* _Task item_
What is the number of lines in this listing that include the string "heading"? Answer with that number by itself.

◇ ◇ ◇ ◇ ◇

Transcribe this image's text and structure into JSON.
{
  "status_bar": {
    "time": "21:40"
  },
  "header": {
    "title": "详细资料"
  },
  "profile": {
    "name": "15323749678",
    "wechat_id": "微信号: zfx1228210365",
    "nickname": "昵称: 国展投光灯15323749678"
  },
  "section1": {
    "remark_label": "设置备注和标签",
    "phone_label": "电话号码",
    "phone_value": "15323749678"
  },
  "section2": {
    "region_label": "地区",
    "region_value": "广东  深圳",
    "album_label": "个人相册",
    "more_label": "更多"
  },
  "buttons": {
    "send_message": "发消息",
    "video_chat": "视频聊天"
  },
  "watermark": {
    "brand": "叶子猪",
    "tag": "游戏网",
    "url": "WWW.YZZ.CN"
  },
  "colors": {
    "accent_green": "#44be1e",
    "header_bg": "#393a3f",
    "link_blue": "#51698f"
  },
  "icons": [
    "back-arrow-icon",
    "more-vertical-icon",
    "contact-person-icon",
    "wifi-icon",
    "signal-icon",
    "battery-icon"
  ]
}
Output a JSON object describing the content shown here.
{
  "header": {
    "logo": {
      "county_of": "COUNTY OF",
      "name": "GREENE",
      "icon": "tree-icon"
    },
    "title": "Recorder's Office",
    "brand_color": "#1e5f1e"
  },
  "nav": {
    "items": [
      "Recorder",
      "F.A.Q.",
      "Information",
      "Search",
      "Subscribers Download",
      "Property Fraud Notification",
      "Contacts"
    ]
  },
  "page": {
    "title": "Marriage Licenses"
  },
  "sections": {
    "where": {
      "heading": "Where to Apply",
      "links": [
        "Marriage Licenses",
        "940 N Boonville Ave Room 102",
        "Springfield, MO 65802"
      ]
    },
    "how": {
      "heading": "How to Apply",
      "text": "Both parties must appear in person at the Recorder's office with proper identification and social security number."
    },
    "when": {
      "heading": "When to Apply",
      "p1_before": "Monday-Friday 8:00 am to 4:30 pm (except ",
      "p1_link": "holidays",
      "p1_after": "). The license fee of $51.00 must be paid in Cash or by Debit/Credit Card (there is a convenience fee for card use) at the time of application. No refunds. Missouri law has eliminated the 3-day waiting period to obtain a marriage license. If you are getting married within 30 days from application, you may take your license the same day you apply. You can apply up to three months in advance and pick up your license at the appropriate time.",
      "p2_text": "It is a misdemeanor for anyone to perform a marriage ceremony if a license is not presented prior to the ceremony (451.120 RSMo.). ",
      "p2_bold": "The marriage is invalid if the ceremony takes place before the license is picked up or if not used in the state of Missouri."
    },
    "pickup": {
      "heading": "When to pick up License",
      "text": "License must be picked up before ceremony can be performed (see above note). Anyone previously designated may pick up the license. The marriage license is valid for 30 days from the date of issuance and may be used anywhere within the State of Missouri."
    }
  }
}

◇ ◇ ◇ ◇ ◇

* _Answer section_
4